▶ [Given data]:
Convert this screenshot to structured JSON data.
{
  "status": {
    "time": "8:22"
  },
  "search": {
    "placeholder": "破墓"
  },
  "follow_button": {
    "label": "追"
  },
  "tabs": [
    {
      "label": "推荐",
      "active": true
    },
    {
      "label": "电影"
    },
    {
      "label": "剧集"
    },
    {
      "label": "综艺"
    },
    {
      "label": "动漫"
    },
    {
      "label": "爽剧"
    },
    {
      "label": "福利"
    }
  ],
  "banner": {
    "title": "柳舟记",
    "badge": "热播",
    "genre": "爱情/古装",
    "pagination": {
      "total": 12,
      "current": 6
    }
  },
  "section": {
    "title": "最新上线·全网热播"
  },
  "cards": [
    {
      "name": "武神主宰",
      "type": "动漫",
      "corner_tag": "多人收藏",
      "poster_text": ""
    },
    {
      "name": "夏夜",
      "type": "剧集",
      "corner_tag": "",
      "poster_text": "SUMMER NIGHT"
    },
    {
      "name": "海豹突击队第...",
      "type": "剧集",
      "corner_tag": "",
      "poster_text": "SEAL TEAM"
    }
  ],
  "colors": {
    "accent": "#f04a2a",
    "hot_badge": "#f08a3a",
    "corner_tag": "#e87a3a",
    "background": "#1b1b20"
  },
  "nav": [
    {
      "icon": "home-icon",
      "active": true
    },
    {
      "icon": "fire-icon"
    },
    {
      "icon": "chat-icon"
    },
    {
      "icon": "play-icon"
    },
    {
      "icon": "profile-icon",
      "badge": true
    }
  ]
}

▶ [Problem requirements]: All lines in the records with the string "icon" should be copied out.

▶ [Exercise solution]:
      "icon": "home-icon",
      "icon": "fire-icon"
      "icon": "chat-icon"
      "icon": "play-icon"
      "icon": "profile-icon",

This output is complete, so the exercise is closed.